The changelogs in this section indicate what has been changed between publications of the HTML 5 drafts. Rationale for changes can be found in the public-html@w3.org and whatwg@whatwg.org mailing list archives and to some extent in the This Week in HTML 5 series of blog posts. Many editorial and minor technical changes are not included in these changelogs. I.e. implementors are strongly encouraged to follow the development of the main specification on a frequent basis so they become aware of all changes that affect them early on.

The changes in the changelogs are in rough chronological order to ease editing this document.

5.1 Changes since 12 February 2009

In addition, several parts of HTML 5 have been taken out and will be further developed by the Web Applications Working Group as standalone specifications:

5.2 Changes from 10 June 2008 to 12 February 2009

Web Forms 2.0, previously a standalone specification, has been fully integrated into HTML 5 since last publication. The following changes were made to the forms chapter:

5.3 Changes from 22 January 2008 to 10 June 2008


The editor would like to thank Ben Millard, Cameron McCormack, Charles McCathieNevile, Dan Connolly, David Håsäther, Frank Ellermann, Henri Sivonen, James Graham, Jens Meiert, Jürgen Jeka, Maciej Stachowiak, Mark Pilgrim, Martijn Wargers, Martyn Haigh, Masataka Yakura, Michael Smith, Olivier Gendrin, Øistein E. Andersen, Philip Taylor and Simon Pieters for their contributions to this document as well as to all the people who have contributed to HTML 5 over the years for improving the Web!
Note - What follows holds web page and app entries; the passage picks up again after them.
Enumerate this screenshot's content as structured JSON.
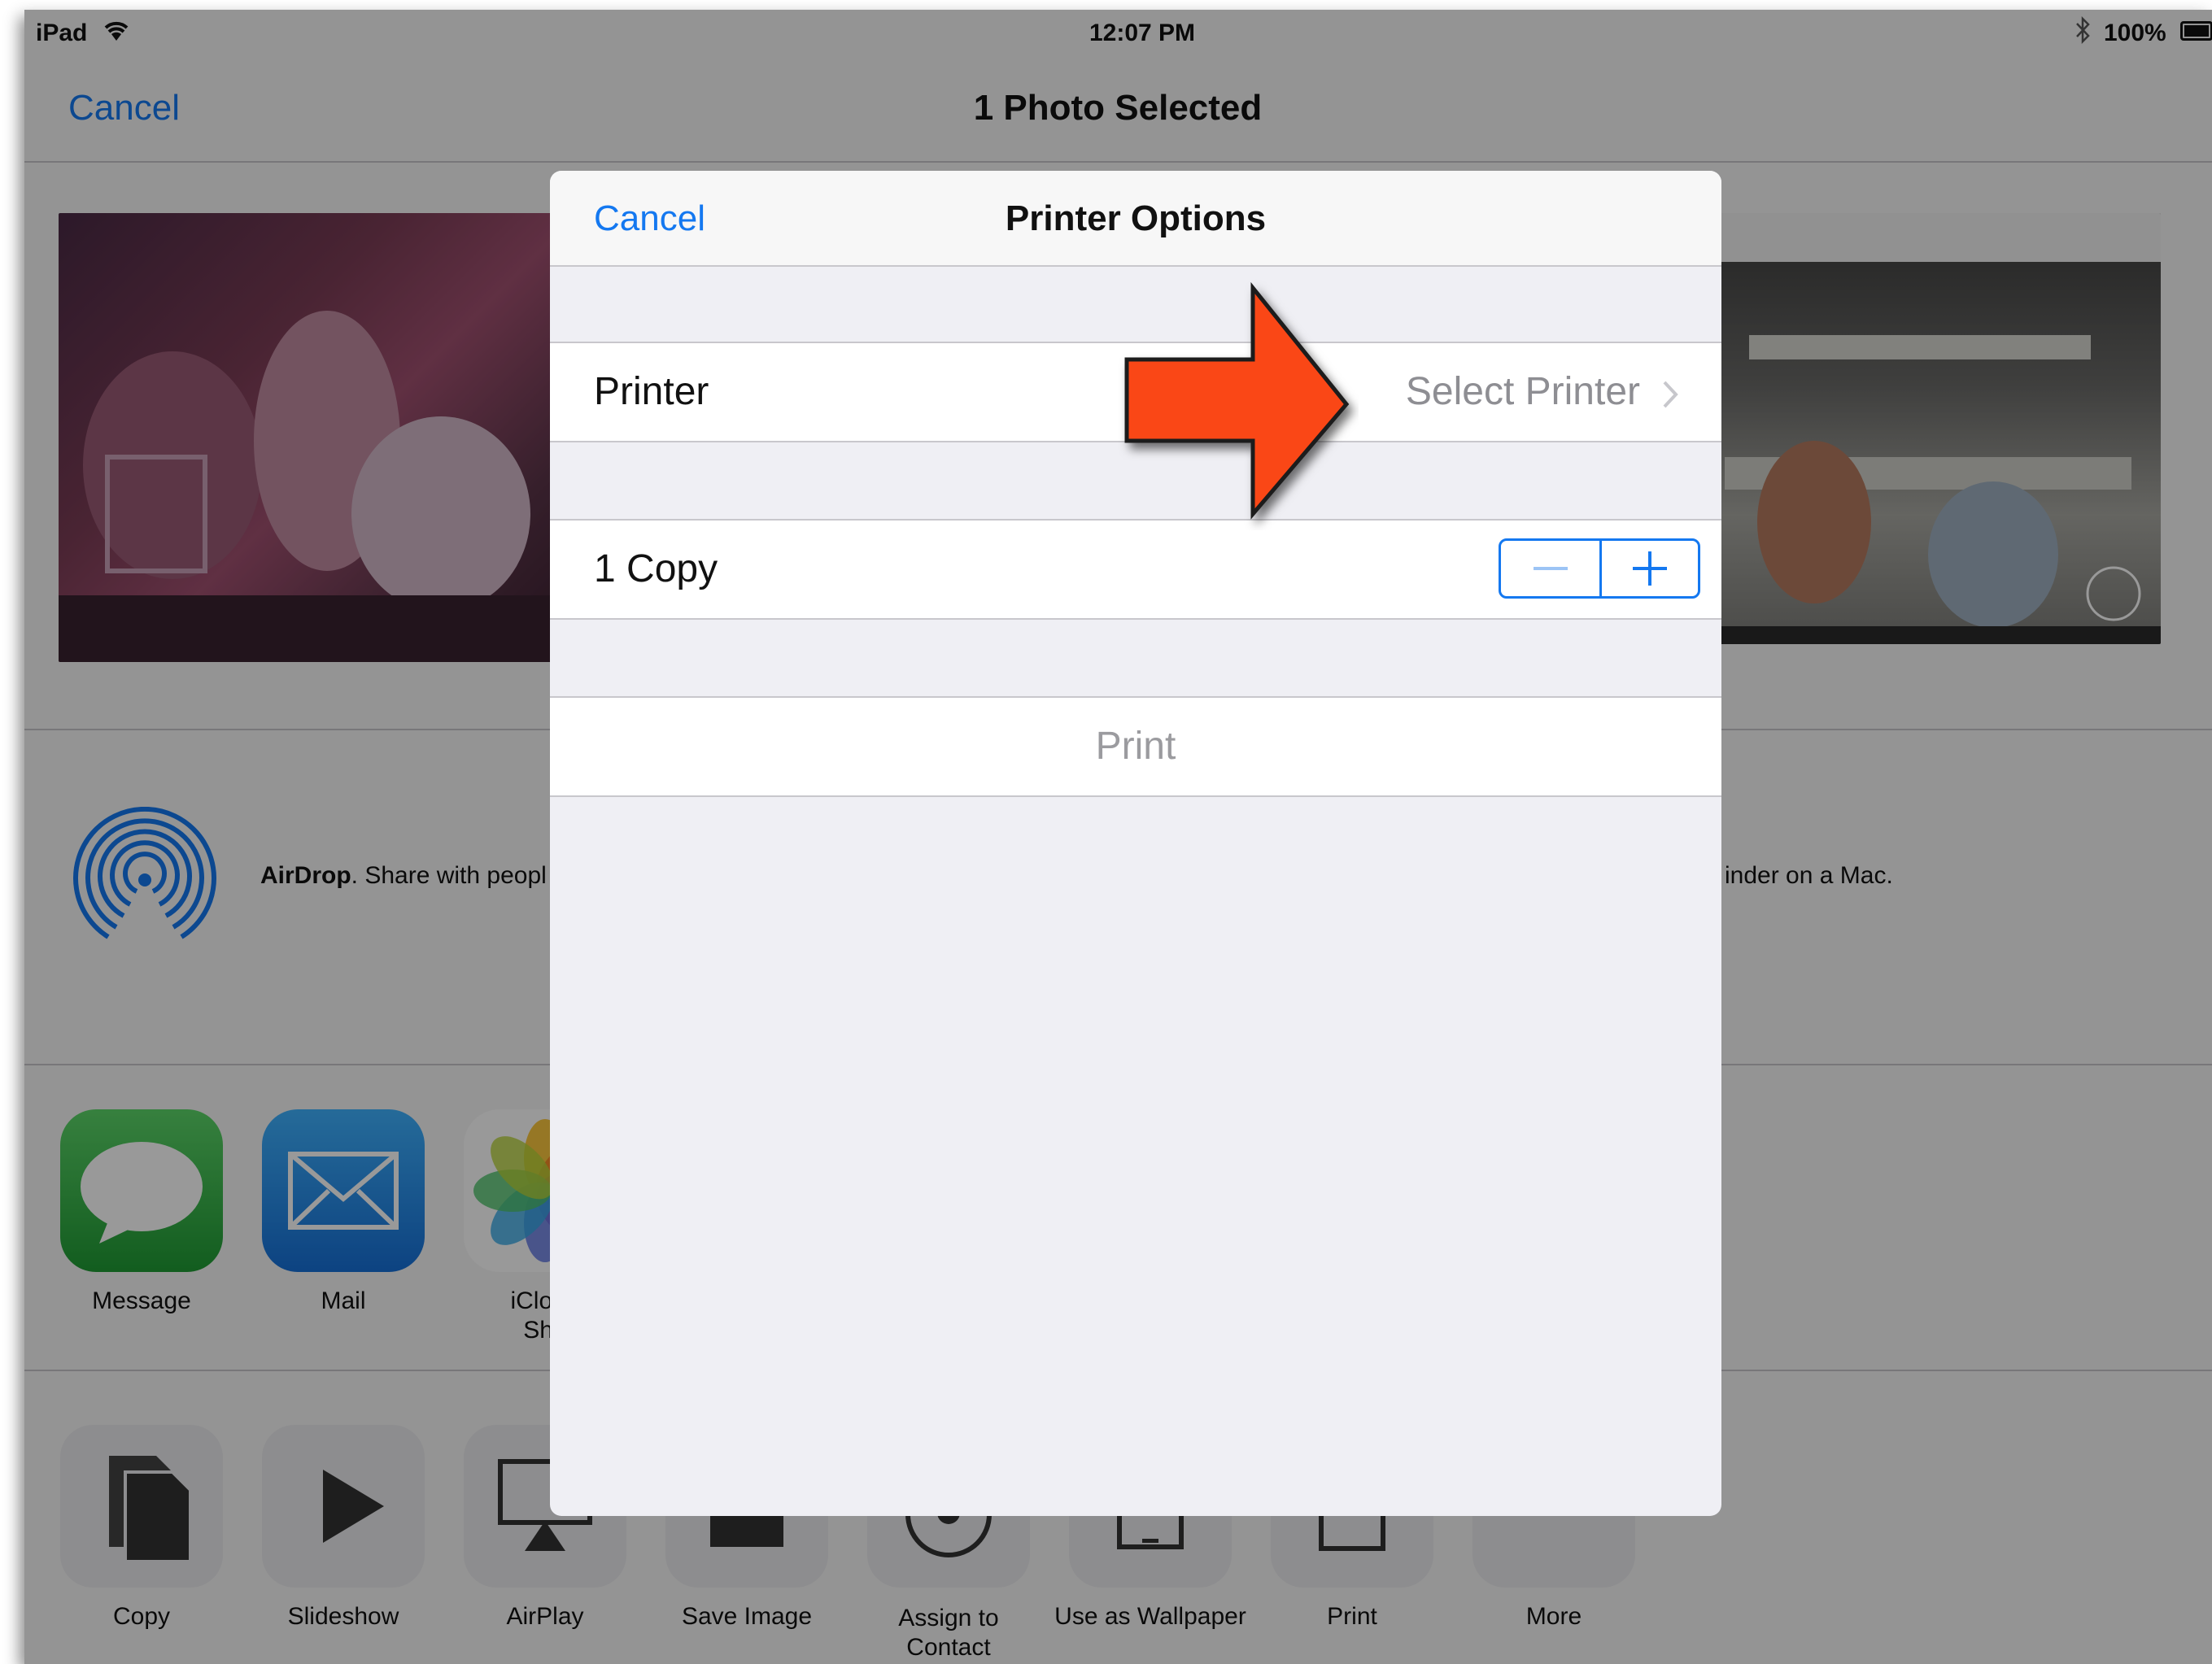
{
  "status_bar": {
    "device": "iPad",
    "time": "12:07 PM",
    "battery": "100%"
  },
  "nav": {
    "cancel": "Cancel",
    "title": "1 Photo Selected"
  },
  "airdrop": {
    "bold": "AirDrop",
    "left_text": ". Share with peopl",
    "right_text": "inder on a Mac."
  },
  "apps": [
    {
      "label": "Message",
      "icon": "message-icon",
      "color": "#34c14a"
    },
    {
      "label": "Mail",
      "icon": "mail-icon",
      "color": "#1f8ef0"
    },
    {
      "label": "iCloud",
      "label2": "Sha",
      "icon": "photos-icon"
    }
  ],
  "actions": [
    {
      "label": "Copy",
      "icon": "copy-icon"
    },
    {
      "label": "Slideshow",
      "icon": "play-icon"
    },
    {
      "label": "AirPlay",
      "icon": "airplay-icon"
    },
    {
      "label": "Save Image",
      "icon": "save-image-icon"
    },
    {
      "label": "Assign to",
      "label2": "Contact",
      "icon": "contact-icon"
    },
    {
      "label": "Use as Wallpaper",
      "icon": "wallpaper-icon"
    },
    {
      "label": "Print",
      "icon": "print-icon"
    },
    {
      "label": "More",
      "icon": "more-icon"
    }
  ],
  "sheet": {
    "cancel": "Cancel",
    "title": "Printer Options",
    "printer_label": "Printer",
    "printer_value": "Select Printer",
    "copies_label": "1 Copy",
    "print_button": "Print"
  },
  "colors": {
    "accent": "#1478f0",
    "arrow": "#fa4616"
  }
}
CSS3 Basic User Interface Module, T. Çelik, editor. W3C, May 2004.
Activating Browser Modes with Doctype, H. Sivonen, January 2008.
Document Object Model (DOM) Level 2 HTML Specification, J. Stenback, P. Le Hégaret, A. Le Hors, editors. W3C, January 2003.
HTML 4.01 Specification, D. Raggett, A. Le Hors, I. Jacobs, editors. W3C, December 1999.
HTML 5, I. Hickson, D. Hyatt, editors. W3C, February 2009.
HTML 5 (editor's draft), I. Hickson, editor. WHATWG, 2009.
HTML 5 (editors' draft), I. Hickson, D. Hyatt, editors. W3C, 2009.
Public Suffix List, Mozilla Foundation, 2007.
Selectors, D. Glazman, T. Çelik, I. Hickson, editors. W3C, December 2005.
XHTML™ 1.1 - Module-based XHTML (Second Edition), S. McCarron, M. Ishikawa, editors. W3C, February 2007.
Extensible Markup Language (XML) 1.0 (Fifth Edition), T. Bray, J. Paoli, C. Sperberg-McQueen, E. Maler, F. Yergeau, editors. W3C, November 2008.
Namespaces in XML 1.0 (Second Edition), T. Bray, D. Hollander, A. Layman, R. Tobin, editors. W3C, August 2006.